The hospital staff ignored complaints from the patients since the patients were already considered insane and probably suffering from delusions. But the ghost sightings increased and mass hysteria ensued. The doctor and his staff tried to control the crisis by dispensing sedatives and removing the more boisterous patients to places of isolation.
The lobotomies continued year after year with no letup in sight. Those who were once considered patients were now victims: Instead of being fearful of ghosts, they had become terrified of the living.
The ghostly apparitions increased, becoming a continuous occurrence throughout the hospital. The doctor, being a man of science, had ridiculed any notion of ghostly spirits until the night he received his first ghostly encounter. From that moment on, he was hounded by spirits pursing him without mercy, day and night, giving him no rest until he went mad and threw himself from the bell tower. It is rumored that upon impact with the ground, he lay there, still alive, until a mist came up out of the ground and strangled him to death.
The hospital was eventually closed, but by the middle of the twentieth century, the facility was converted into a geriatric center which lasted no more than twenty-five years. The island again became uninhabited.
Recently, several psychics who delved in the paranormal acquired permission from the authorities to visit the island. It was reported that they left abruptly, frightened by what they had sensed there. And not long ago, a construction crew was assigned to restore the former hospital building. Without explanation, they stopped work and left the island, refusing to give a reason for their sudden departure or even to discuss the matter. They simply vowed never to return.

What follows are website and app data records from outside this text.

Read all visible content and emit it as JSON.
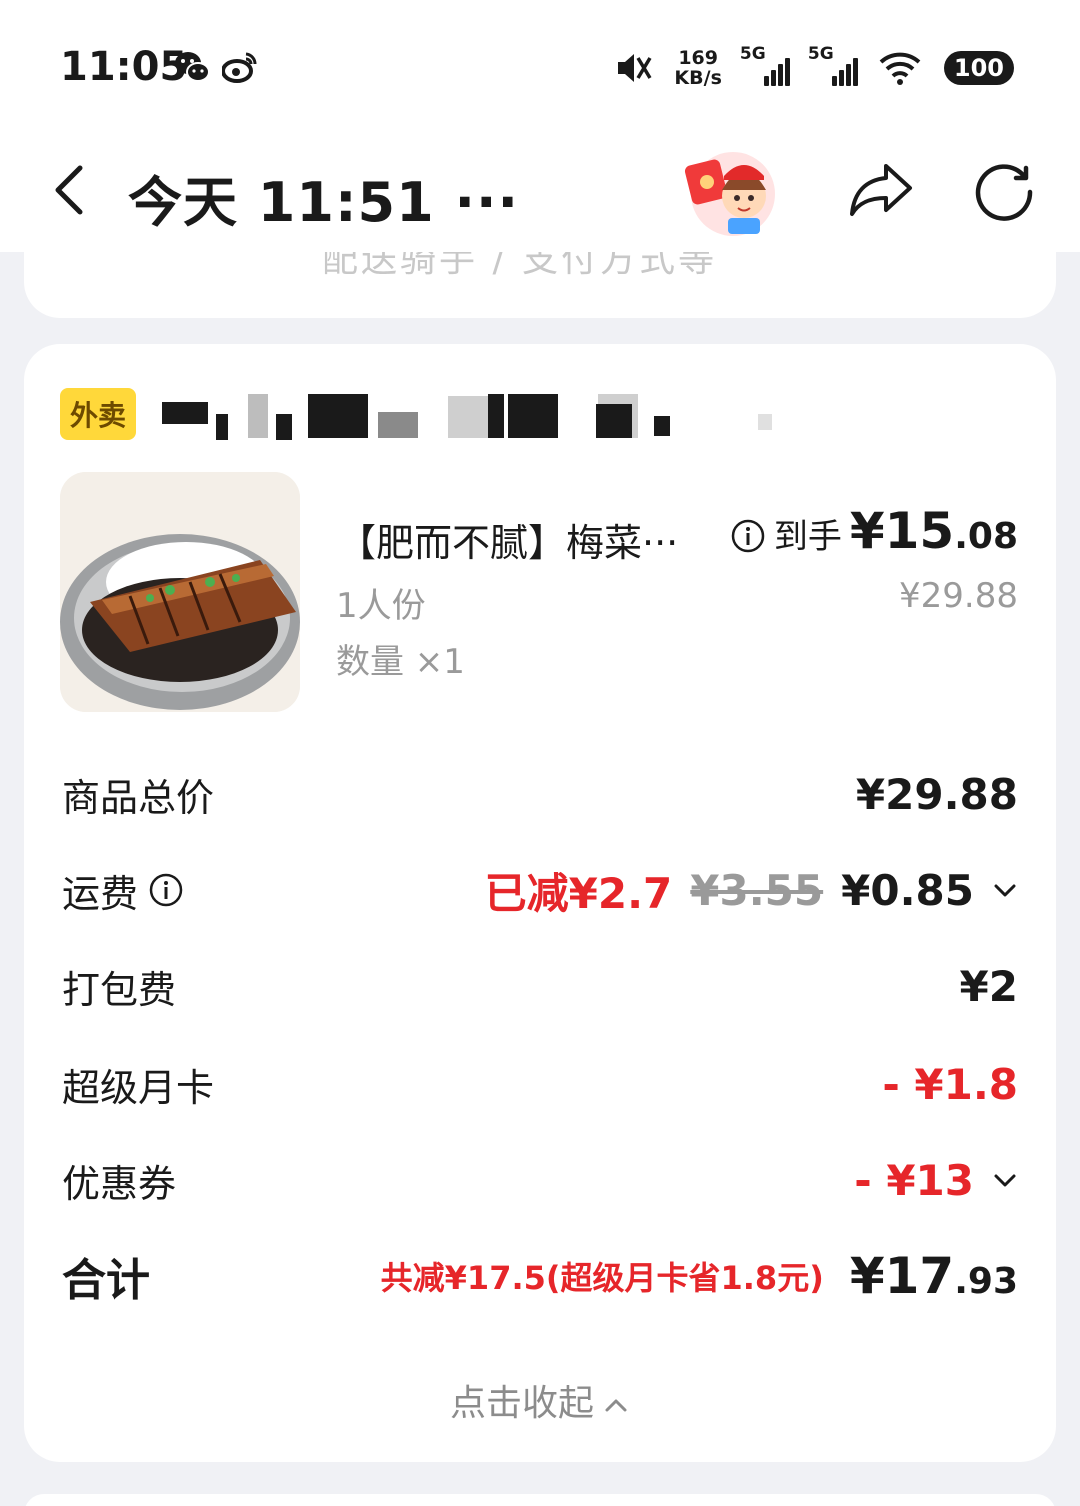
{
  "status": {
    "time": "11:05",
    "net_speed": "169",
    "net_unit": "KB/s",
    "sig1": "5G",
    "sig2": "5G",
    "battery": "100",
    "icons": [
      "wechat-icon",
      "weibo-icon",
      "mute-icon",
      "signal-icon",
      "wifi-icon",
      "battery-icon"
    ]
  },
  "nav": {
    "title": "今天 11:51 ···"
  },
  "prev_card": {
    "text": "配送骑手 / 支付方式等 ˅"
  },
  "order": {
    "tag": "外卖",
    "item": {
      "name": "【肥而不腻】梅菜···",
      "spec": "1人份",
      "qty": "数量 ×1",
      "daoshou": "到手",
      "price_symbol": "¥",
      "price_int": "15",
      "price_dec": ".08",
      "orig_price": "¥29.88"
    },
    "fees": {
      "goods_label": "商品总价",
      "goods_value": "¥29.88",
      "delivery_label": "运费",
      "delivery_discount": "已减¥2.7",
      "delivery_orig": "¥3.55",
      "delivery_value": "¥0.85",
      "packing_label": "打包费",
      "packing_value": "¥2",
      "card_label": "超级月卡",
      "card_value": "- ¥1.8",
      "coupon_label": "优惠券",
      "coupon_value": "- ¥13",
      "total_label": "合计",
      "total_save": "共减¥17.5(超级月卡省1.8元)",
      "total_symbol": "¥",
      "total_int": "17",
      "total_dec": ".93"
    },
    "collapse_label": "点击收起"
  },
  "colors": {
    "accent_red": "#e6262a",
    "tag_yellow": "#ffd83a",
    "background": "#f0f1f5"
  }
}
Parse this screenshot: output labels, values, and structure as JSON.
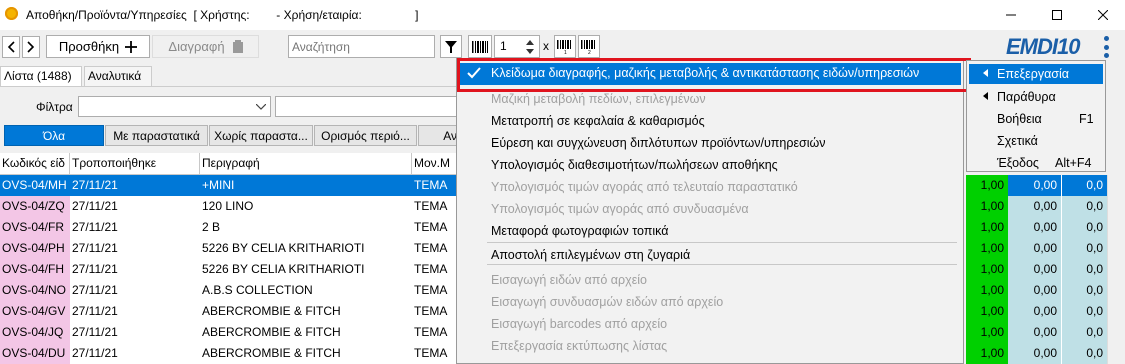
{
  "window": {
    "title": "Αποθήκη/Προϊόντα/Υπηρεσίες  [ Χρήστης:        - Χρήση/εταιρία:                ]"
  },
  "toolbar": {
    "add_label": "Προσθήκη",
    "delete_label": "Διαγραφή",
    "search_placeholder": "Αναζήτηση",
    "qty_value": "1",
    "times_label": "x",
    "logo_text": "EMDI10"
  },
  "tabs": [
    {
      "label": "Λίστα (1488)"
    },
    {
      "label": "Αναλυτικά"
    }
  ],
  "filter": {
    "label": "Φίλτρα"
  },
  "filter_buttons": [
    {
      "label": "Όλα"
    },
    {
      "label": "Με παραστατικά"
    },
    {
      "label": "Χωρίς παραστα..."
    },
    {
      "label": "Ορισμός περιό..."
    },
    {
      "label": "Αν"
    }
  ],
  "grid": {
    "columns": [
      "Κωδικός είδ",
      "Τροποποιήθηκε",
      "Περιγραφή",
      "Μον.Μ"
    ],
    "rows": [
      {
        "code": "OVS-04/MH",
        "date": "27/11/21",
        "desc": "+MINI",
        "unit": "TEMA",
        "qty": "1,00",
        "v1": "0,00",
        "v2": "0,0"
      },
      {
        "code": "OVS-04/ZQ",
        "date": "27/11/21",
        "desc": "120 LINO",
        "unit": "TEMA",
        "qty": "1,00",
        "v1": "0,00",
        "v2": "0,0"
      },
      {
        "code": "OVS-04/FR",
        "date": "27/11/21",
        "desc": "2 B",
        "unit": "TEMA",
        "qty": "1,00",
        "v1": "0,00",
        "v2": "0,0"
      },
      {
        "code": "OVS-04/PH",
        "date": "27/11/21",
        "desc": "5226 BY CELIA KRITHARIOTI",
        "unit": "TEMA",
        "qty": "1,00",
        "v1": "0,00",
        "v2": "0,0"
      },
      {
        "code": "OVS-04/FH",
        "date": "27/11/21",
        "desc": "5226 BY CELIA KRITHARIOTI",
        "unit": "TEMA",
        "qty": "1,00",
        "v1": "0,00",
        "v2": "0,0"
      },
      {
        "code": "OVS-04/NO",
        "date": "27/11/21",
        "desc": "A.B.S COLLECTION",
        "unit": "TEMA",
        "qty": "1,00",
        "v1": "0,00",
        "v2": "0,0"
      },
      {
        "code": "OVS-04/GV",
        "date": "27/11/21",
        "desc": "ABERCROMBIE & FITCH",
        "unit": "TEMA",
        "qty": "1,00",
        "v1": "0,00",
        "v2": "0,0"
      },
      {
        "code": "OVS-04/JQ",
        "date": "27/11/21",
        "desc": "ABERCROMBIE & FITCH",
        "unit": "TEMA",
        "qty": "1,00",
        "v1": "0,00",
        "v2": "0,0"
      },
      {
        "code": "OVS-04/DU",
        "date": "27/11/21",
        "desc": "ABERCROMBIE & FITCH",
        "unit": "TEMA",
        "qty": "1,00",
        "v1": "0,00",
        "v2": "0,0"
      }
    ]
  },
  "menu": {
    "items": [
      {
        "label": "Κλείδωμα διαγραφής, μαζικής μεταβολής & αντικατάστασης ειδών/υπηρεσιών",
        "checked": true
      },
      {
        "label": "Μαζική μεταβολή πεδίων, επιλεγμένων",
        "disabled": true
      },
      {
        "label": "Μετατροπή σε κεφαλαία & καθαρισμός"
      },
      {
        "label": "Εύρεση και συγχώνευση διπλότυπων προϊόντων/υπηρεσιών"
      },
      {
        "label": "Υπολογισμός διαθεσιμοτήτων/πωλήσεων αποθήκης"
      },
      {
        "label": "Υπολογισμός τιμών αγοράς από τελευταίο παραστατικό",
        "disabled": true
      },
      {
        "label": "Υπολογισμός τιμών αγοράς από συνδυασμένα",
        "disabled": true
      },
      {
        "label": "Μεταφορά φωτογραφιών τοπικά"
      },
      {
        "label": "Αποστολή επιλεγμένων στη ζυγαριά"
      },
      {
        "label": "Εισαγωγή ειδών από αρχείο",
        "disabled": true
      },
      {
        "label": "Εισαγωγή συνδυασμών ειδών από αρχείο",
        "disabled": true
      },
      {
        "label": "Εισαγωγή barcodes από αρχείο",
        "disabled": true
      },
      {
        "label": "Επεξεργασία εκτύπωσης λίστας",
        "disabled": true
      }
    ]
  },
  "submenu": {
    "items": [
      {
        "label": "Επεξεργασία",
        "shortcut": ""
      },
      {
        "label": "Παράθυρα",
        "shortcut": ""
      },
      {
        "label": "Βοήθεια",
        "shortcut": "F1"
      },
      {
        "label": "Σχετικά",
        "shortcut": ""
      },
      {
        "label": "Έξοδος",
        "shortcut": "Alt+F4"
      }
    ]
  },
  "colors": {
    "accent": "#0078d7",
    "highlight_border": "#e0141e",
    "qty_green": "#00d000",
    "code_pink": "#f3c6e6",
    "grid_teal": "#bfe0e6"
  }
}
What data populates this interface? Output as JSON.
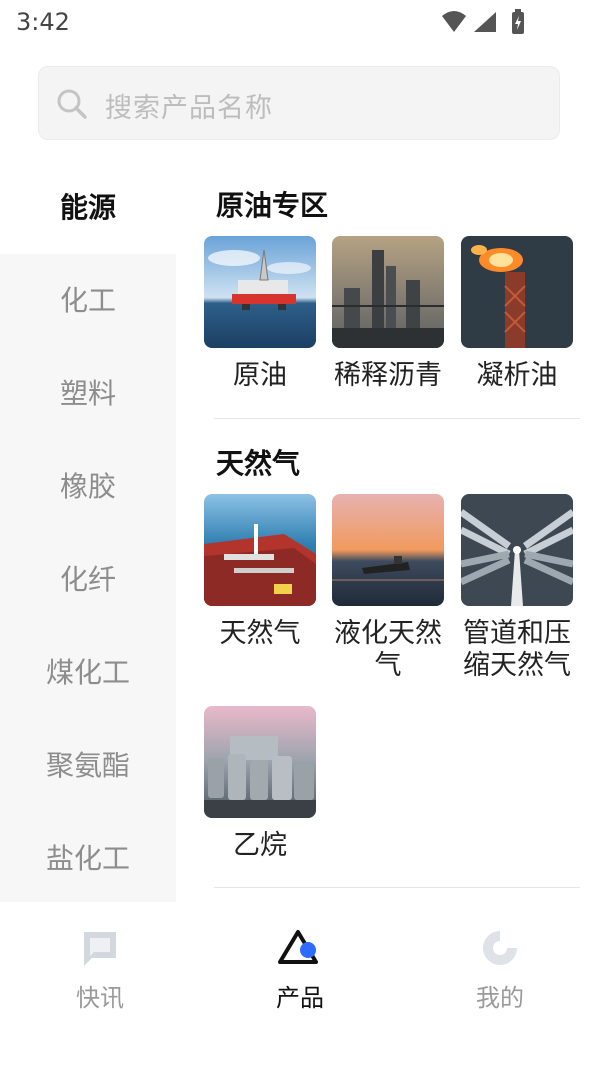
{
  "status_bar": {
    "time": "3:42"
  },
  "search": {
    "placeholder": "搜索产品名称"
  },
  "sidebar": {
    "items": [
      {
        "label": "能源",
        "active": true
      },
      {
        "label": "化工"
      },
      {
        "label": "塑料"
      },
      {
        "label": "橡胶"
      },
      {
        "label": "化纤"
      },
      {
        "label": "煤化工"
      },
      {
        "label": "聚氨酯"
      },
      {
        "label": "盐化工"
      }
    ]
  },
  "sections": [
    {
      "title": "原油专区",
      "products": [
        {
          "name": "原油",
          "image": "offshore-oil-rig"
        },
        {
          "name": "稀释沥青",
          "image": "refinery-towers"
        },
        {
          "name": "凝析油",
          "image": "gas-flare-stack"
        }
      ]
    },
    {
      "title": "天然气",
      "products": [
        {
          "name": "天然气",
          "image": "tanker-deck"
        },
        {
          "name": "液化天然气",
          "image": "lng-ship-sunset"
        },
        {
          "name": "管道和压缩天然气",
          "image": "pipeline-corridor"
        },
        {
          "name": "乙烷",
          "image": "storage-tanks"
        }
      ]
    }
  ],
  "tabbar": {
    "items": [
      {
        "label": "快讯",
        "icon": "news-chat-icon"
      },
      {
        "label": "产品",
        "icon": "product-triangle-icon",
        "active": true
      },
      {
        "label": "我的",
        "icon": "profile-pie-icon"
      }
    ]
  },
  "colors": {
    "accent": "#2f6bff",
    "sidebar_bg": "#f7f7f7",
    "inactive_text": "#8d8d8d"
  }
}
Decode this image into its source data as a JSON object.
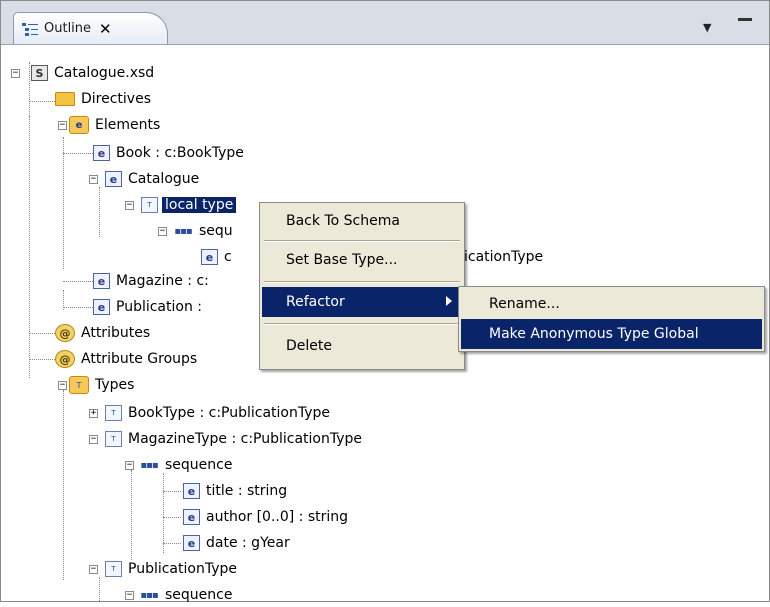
{
  "view": {
    "tab_label": "Outline",
    "close_glyph": "✕",
    "menu_glyph": "▼"
  },
  "tree": {
    "catalogue_xsd": "Catalogue.xsd",
    "directives": "Directives",
    "elements": "Elements",
    "book": "Book : c:BookType",
    "catalogue": "Catalogue",
    "local_type": "local type",
    "sequence_1": "sequ",
    "child_element": "c",
    "child_element_tail": "icationType",
    "magazine": "Magazine : c:",
    "publication": "Publication : ",
    "attributes": "Attributes",
    "attribute_groups": "Attribute Groups",
    "types": "Types",
    "booktype": "BookType : c:PublicationType",
    "magazinetype": "MagazineType : c:PublicationType",
    "sequence_2": "sequence",
    "title": "title : string",
    "author": "author [0..0] : string",
    "date": "date : gYear",
    "publicationtype": "PublicationType",
    "sequence_3": "sequence"
  },
  "icons": {
    "schema": "S",
    "element": "e",
    "attribute": "@",
    "attribute_group": "@",
    "type": "T",
    "sequence": "▪▪▪"
  },
  "context_menu": {
    "back_to_schema": "Back To Schema",
    "set_base_type": "Set Base Type...",
    "refactor": "Refactor",
    "delete": "Delete"
  },
  "submenu": {
    "rename": "Rename...",
    "make_anonymous_global": "Make Anonymous Type Global"
  },
  "colors": {
    "selection": "#0a246a",
    "menu_bg": "#ece9d8",
    "tabbar_bg": "#d8dde6"
  }
}
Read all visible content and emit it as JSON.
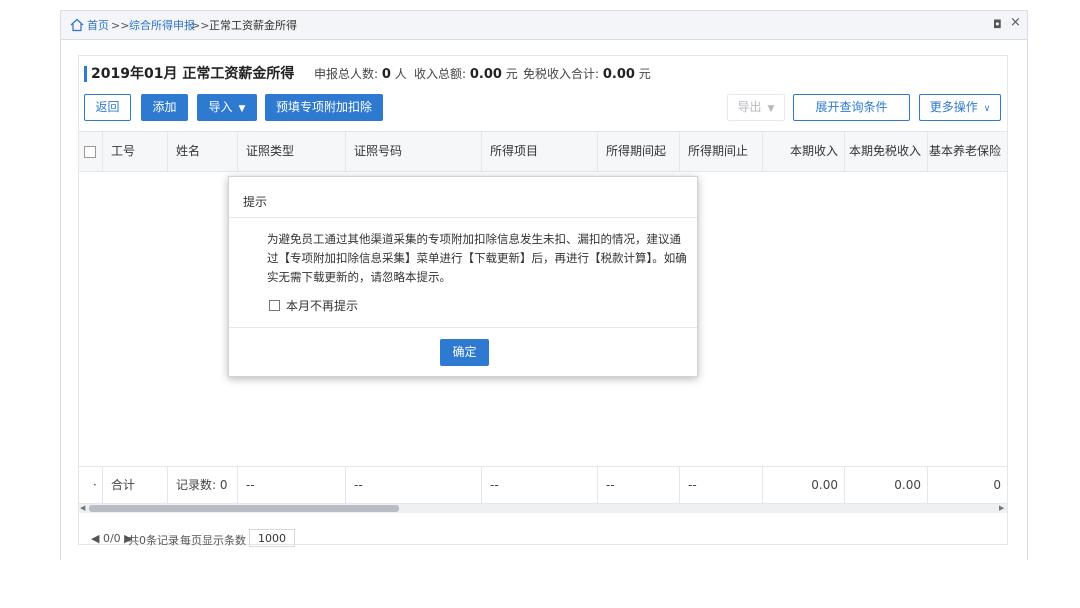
{
  "breadcrumb": {
    "home": "首页",
    "sep": ">>",
    "level2": "综合所得申报",
    "current": "正常工资薪金所得"
  },
  "window_controls": {
    "restore": "◘",
    "close": "×"
  },
  "header": {
    "title": "2019年01月 正常工资薪金所得",
    "stats": [
      {
        "label": "申报总人数:",
        "value": "0",
        "unit": "人"
      },
      {
        "label": "收入总额:",
        "value": "0.00",
        "unit": "元"
      },
      {
        "label": "免税收入合计:",
        "value": "0.00",
        "unit": "元"
      }
    ]
  },
  "toolbar": {
    "back": "返回",
    "add": "添加",
    "import": "导入",
    "prefill": "预填专项附加扣除",
    "export": "导出",
    "expand_query": "展开查询条件",
    "more": "更多操作"
  },
  "table": {
    "columns": [
      "工号",
      "姓名",
      "证照类型",
      "证照号码",
      "所得项目",
      "所得期间起",
      "所得期间止",
      "本期收入",
      "本期免税收入",
      "基本养老保险"
    ],
    "summary": [
      "合计",
      "记录数: 0",
      "--",
      "--",
      "--",
      "--",
      "--",
      "0.00",
      "0.00",
      "0"
    ]
  },
  "pager": {
    "nav": "◀ 0/0 ▶",
    "total": "共0条记录",
    "per_page_label": "每页显示条数",
    "per_page": "1000"
  },
  "dialog": {
    "title": "提示",
    "message": "为避免员工通过其他渠道采集的专项附加扣除信息发生未扣、漏扣的情况，建议通过【专项附加扣除信息采集】菜单进行【下载更新】后，再进行【税款计算】。如确实无需下载更新的，请忽略本提示。",
    "checkbox": "本月不再提示",
    "ok": "确定"
  },
  "colors": {
    "accent": "#2e7ad1",
    "link": "#2f73c8"
  }
}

Over the years, there have been numerous offers to sell or lease the island. A man of great wealth offered to purchase the island from the Italian government with the intention of redeveloping it as a get-away for his own pleasure and that of his family. After attempting to stay the night to familiarize themselves with the island, they left abruptly, never to return. Reports indicated that his daughter was seriously injured when she was struck by a piece of masonry, which did not fall vertically from above, but flew at her horizontally with such force that it split her face, requiring stiches to close the wound.
Poveglia is still uninhabited and tourism to the island is strictly prohibited. The soil of the island is said to be rich with the ashes and bits of bone of 150,000 plague victims. It seems that the mixture of ashes and bone has served to enrich the earth. As a result, the vines flourish, yielding an abundance of quality grapes.
Each year the grapes are harvested and pressed into wine. So the next time you open a bottle of wine, you might want to check the label to determine its origin. It is quite possible that the wine you are about to drink was pressed from the grapes grown from the soil of a haunted island.
Today, Poveglia, with its bell tower protruding into the sky, sits tranquil in the Venetian lagoon. Some Venetians still claim that on certain nights, the sound of the bell in the tower can be heard reverberating across the lagoon, despite the fact the bell was removed from the island decades ago.